Your first sentence completely confuzed me, what is RGD, if I may ask?

CoralLevang wrote on April 19, 2015, 2:29 PM

Thank you for your feedback. I started to write something else and left that in. It has been removed.
RGD are the initials of my daughter's father, who is my friend nowadays. We have not lived together in 18 yrs.

Kasman wrote on April 19, 2015, 2:42 PM

Families are strange things. They can be, at one and the same time, a source of infinite joy and a source of infinite pain. As youngsters we don't realise all that goes to make a family; it is something we only learn with age and, sadly, by that time it is too late.

Soonerdad3 wrote on April 19, 2015, 2:43 PM

Unfortunately, most of my family all live halfway across the country from me and the only time I hear from most of them is when someone bad happens.

CoralLevang wrote on April 19, 2015, 2:45 PM

Yes, how true. We can never get that time back. One can hope, however, that some of the things we say and do in our teens and early 20s, we will have time to say, "I'm sorry." If we do not, we must live with the knowledge of what we have also done. So, so complicated.

I have a friend who says, "Family is a four-letter word." LOL

MegL wrote on April 19, 2015, 3:27 PM

I think we learn something new in every era of our lives and yes, we need to keep up and redevelop our relationships.

seren3 wrote on April 19, 2015, 4:49 PM

Almost speechless. Glad Kasman sent me over here. As usual, you've said it better than many best-seller experts.

msiduri wrote on April 19, 2015, 6:08 PM

Like seren3 , I too am glad Kasman sent me here. My family history is a little more complicated than some, I think. I've made peace with those I wish to make peace with. Those who nothing but destructive I've cut out of my life without regret or (finally) bitterness. That is the prerogative of adulthood.

jiangliu1949 wrote on April 21, 2015, 9:23 AM

Having both happiness and pain is part and parcel of a family ,no matter whether you admit it or not .Since Young peope have scanty experence of life ,so they might know some things to their cost ,but the years will eventually mellow them .

GemOfAGirl wrote on April 29, 2015, 3:09 PM

You are a wise woman. I'm sure that, if she hasn't already, your daughter will soon come to appreciate your wisdom and life experience. This is a wonderful article.

AliCanary wrote on April 29, 2015, 6:05 PM

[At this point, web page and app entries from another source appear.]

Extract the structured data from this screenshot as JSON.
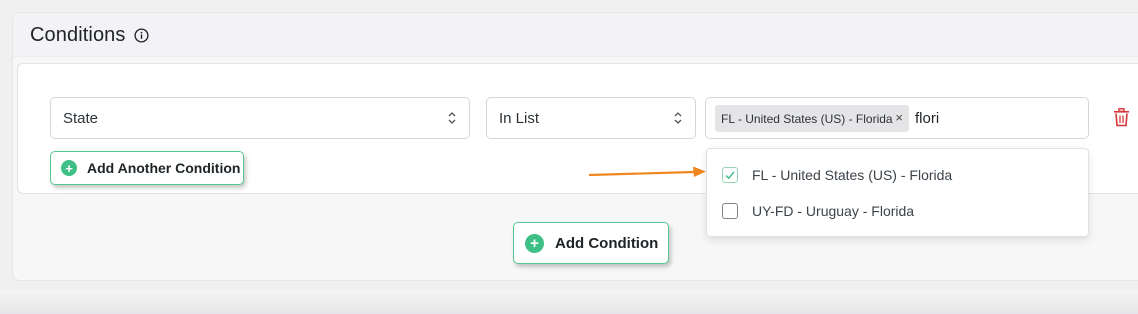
{
  "panel": {
    "title": "Conditions",
    "info_icon": "info-circle-icon"
  },
  "condition": {
    "field_select": {
      "value": "State",
      "icon": "chevron-up-down-icon"
    },
    "operator_select": {
      "value": "In List",
      "icon": "chevron-up-down-icon"
    },
    "values_input": {
      "tags": [
        {
          "label": "FL - United States (US) - Florida",
          "remove": "×"
        }
      ],
      "typed_text": "flori"
    },
    "delete_icon": "trash-icon",
    "add_another_label": "Add Another Condition"
  },
  "dropdown": {
    "options": [
      {
        "label": "FL - United States (US) - Florida",
        "checked": true
      },
      {
        "label": "UY-FD - Uruguay - Florida",
        "checked": false
      }
    ]
  },
  "add_condition_label": "Add Condition",
  "annotation": {
    "icon": "arrow-right-icon",
    "color": "#f0871e"
  },
  "colors": {
    "accent": "#3dbf86",
    "danger": "#d63638"
  }
}
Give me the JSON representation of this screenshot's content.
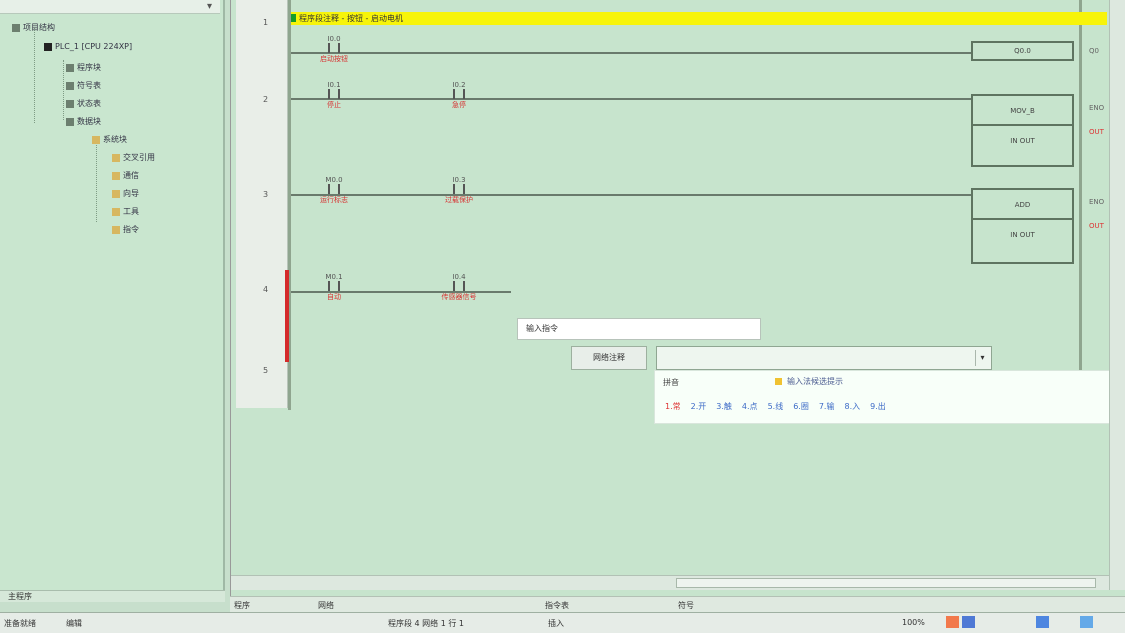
{
  "tree": {
    "items": [
      {
        "label": "项目结构"
      },
      {
        "label": "PLC_1 [CPU 224XP]"
      },
      {
        "label": "程序块"
      },
      {
        "label": "符号表"
      },
      {
        "label": "状态表"
      },
      {
        "label": "数据块"
      },
      {
        "label": "系统块"
      },
      {
        "label": "交叉引用"
      },
      {
        "label": "通信"
      },
      {
        "label": "向导"
      },
      {
        "label": "工具"
      },
      {
        "label": "指令"
      }
    ],
    "bottom_tab": "主程序"
  },
  "editor": {
    "title": "程序段注释 - 按钮 - 启动电机",
    "rungs": [
      "1",
      "2",
      "3",
      "4",
      "5"
    ],
    "contacts": [
      {
        "addr": "I0.0",
        "label": "启动按钮"
      },
      {
        "addr": "I0.1",
        "label": "停止"
      },
      {
        "addr": "I0.2",
        "label": "急停"
      },
      {
        "addr": "M0.0",
        "label": "运行标志"
      },
      {
        "addr": "I0.3",
        "label": "过载保护"
      },
      {
        "addr": "M0.1",
        "label": "自动"
      },
      {
        "addr": "I0.4",
        "label": "传感器信号"
      }
    ],
    "coils": [
      {
        "label": "Q0.0"
      },
      {
        "label": "MOV_B"
      },
      {
        "label": "IN OUT"
      },
      {
        "label": "ADD"
      },
      {
        "label": "IN OUT"
      }
    ],
    "side_marks": [
      "Q0",
      "ENO",
      "OUT",
      "ENO",
      "OUT"
    ],
    "edit_value": "输入指令",
    "button": "网络注释",
    "ime": {
      "label": "拼音",
      "hint": "输入法候选提示",
      "candidates": [
        "1.常",
        "2.开",
        "3.触",
        "4.点",
        "5.线",
        "6.圈",
        "7.输",
        "8.入",
        "9.出"
      ]
    }
  },
  "status": {
    "line1": [
      "程序",
      "网络",
      "指令表",
      "符号"
    ],
    "line2_left": [
      "准备就绪",
      "编辑"
    ],
    "line2_mid": [
      "程序段 4  网络 1  行 1",
      "插入"
    ],
    "line2_right": "100%"
  },
  "colors": {
    "title_bar": "#f7f40a",
    "red_labels": "#d73232",
    "accent": "#3d6bc7"
  }
}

You are so right--I never started appreciating my older relatives until I myself was more mature, and then I drew closer to my family, realizing what treasures they were. I am glad to say that I was always close with my parents, especially since I have lost them both.